Why are artichokes so hard to pair with wine? The main culprit is cynarin, a chemical compound that changes the way our taste buds perceive flavors. After eating artichokes, many people experience extra sweetness in their food and drinks, while a few others may taste more bitter flavors.
My problem is that I love wine and I love artichokes, especially when signs of springs are starting to be seen all around. So the other night, I made one of my favorite spring recipes, pasta with braised artichokes, green beans, lima beans, and bacon lardons. As for the wine, I decided to try the Kogl Magna Domenica Albus 2009.
Home of the Cvetko family since 1820, the Kogl Winery is located in Northeastern Slovenia, not very far from the borders of Hungary, Austria, and Croatia. With a humid continental climate and prolongued freezing periods during wintertime, the region is famous for its white wines.

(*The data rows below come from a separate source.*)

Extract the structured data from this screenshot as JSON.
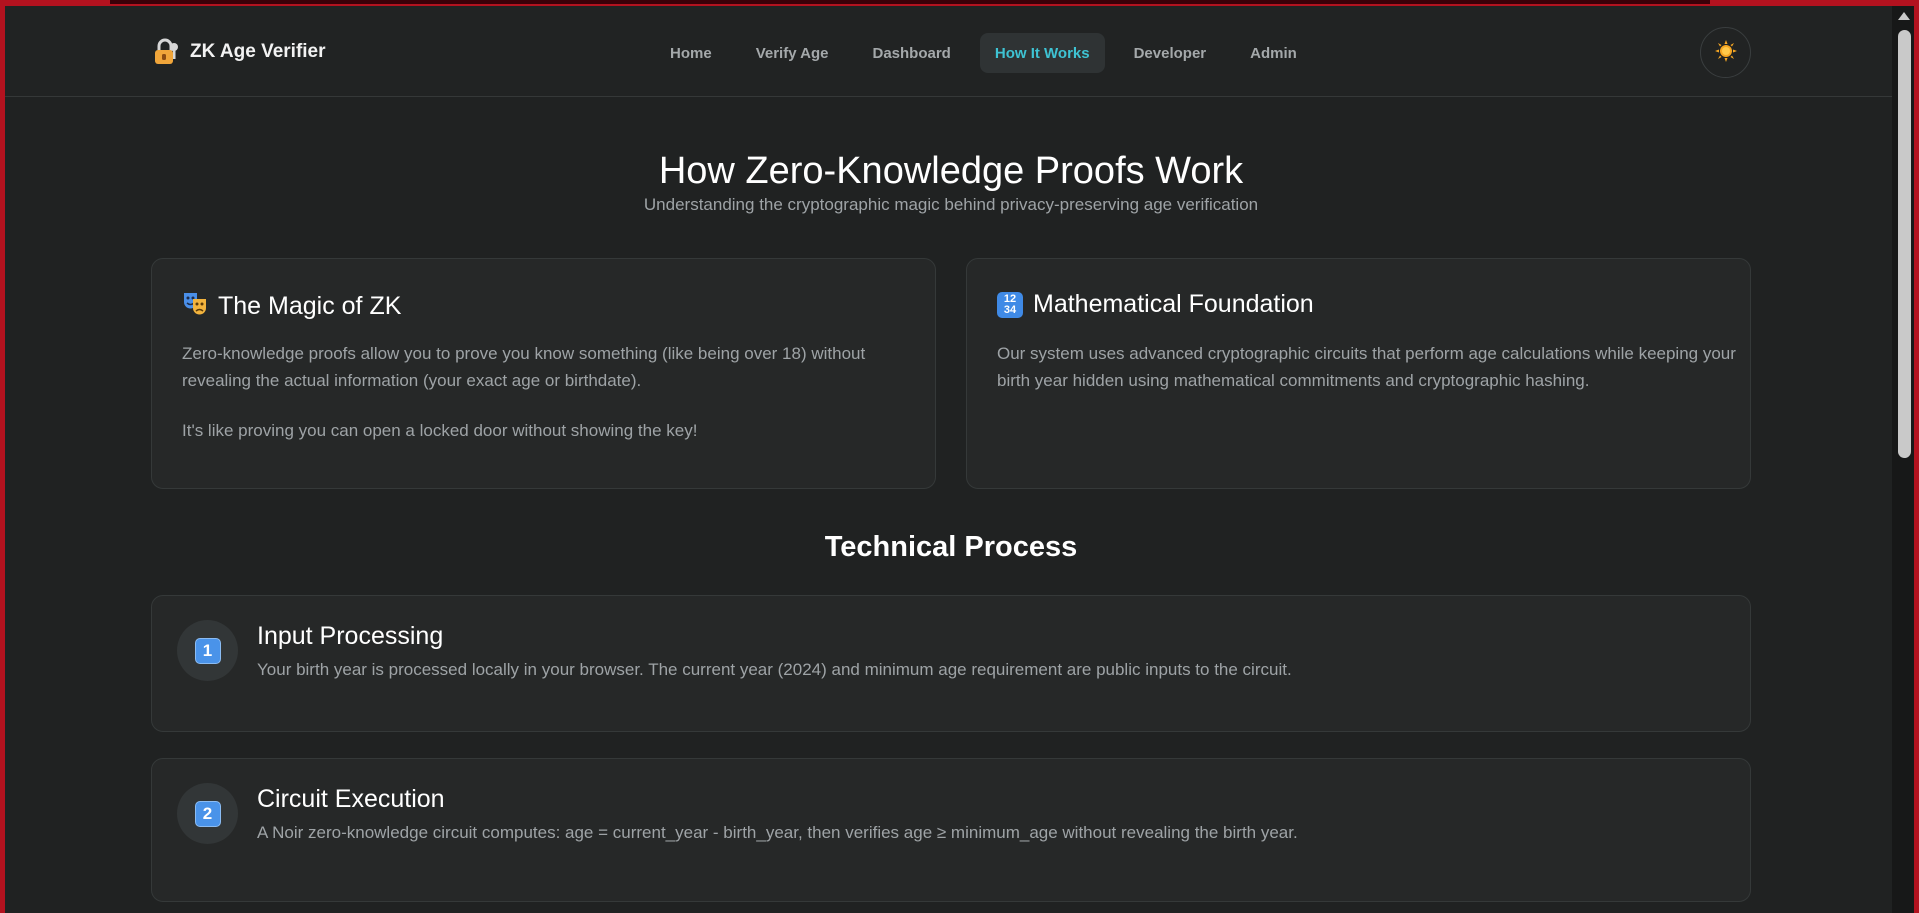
{
  "header": {
    "brand": "ZK Age Verifier",
    "nav": [
      "Home",
      "Verify Age",
      "Dashboard",
      "How It Works",
      "Developer",
      "Admin"
    ],
    "active_nav": "How It Works"
  },
  "hero": {
    "title": "How Zero-Knowledge Proofs Work",
    "subtitle": "Understanding the cryptographic magic behind privacy-preserving age verification"
  },
  "cards": [
    {
      "icon": "theater-masks-icon",
      "title": "The Magic of ZK",
      "paragraphs": [
        "Zero-knowledge proofs allow you to prove you know something (like being over 18) without revealing the actual information (your exact age or birthdate).",
        "It's like proving you can open a locked door without showing the key!"
      ]
    },
    {
      "icon": "numbers-icon",
      "icon_text": "12\n34",
      "title": "Mathematical Foundation",
      "paragraphs": [
        "Our system uses advanced cryptographic circuits that perform age calculations while keeping your birth year hidden using mathematical commitments and cryptographic hashing."
      ]
    }
  ],
  "technical": {
    "title": "Technical Process",
    "steps": [
      {
        "number": "1",
        "title": "Input Processing",
        "text": "Your birth year is processed locally in your browser. The current year (2024) and minimum age requirement are public inputs to the circuit."
      },
      {
        "number": "2",
        "title": "Circuit Execution",
        "text": "A Noir zero-knowledge circuit computes: age = current_year - birth_year, then verifies age ≥ minimum_age without revealing the birth year."
      }
    ]
  },
  "colors": {
    "background": "#202222",
    "card": "#262828",
    "active_nav": "#3ec3d3",
    "frame": "#b3121f"
  }
}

The Magna Domenica Albus (Latin for “Grand White Estate Wine”) is the winery’s flagship wine. It is a blend of Riesling, Yellow Muscat, and Auxerrois, aged in traditional big wooden barrels. The wine had a light golden color and a lively flowery nose. The palate was dry, refreshing with a good body, notes of citrus and peach, and a relatively low alcohol content. I served the pasta with a squeeze of lemon (which I think minimizes the effect of cynarin), a dash of cream, freshly grated parmesan, and ground black pepper. That made the wine taste even better, crisp, clean, aromatic, and not too sweet at all.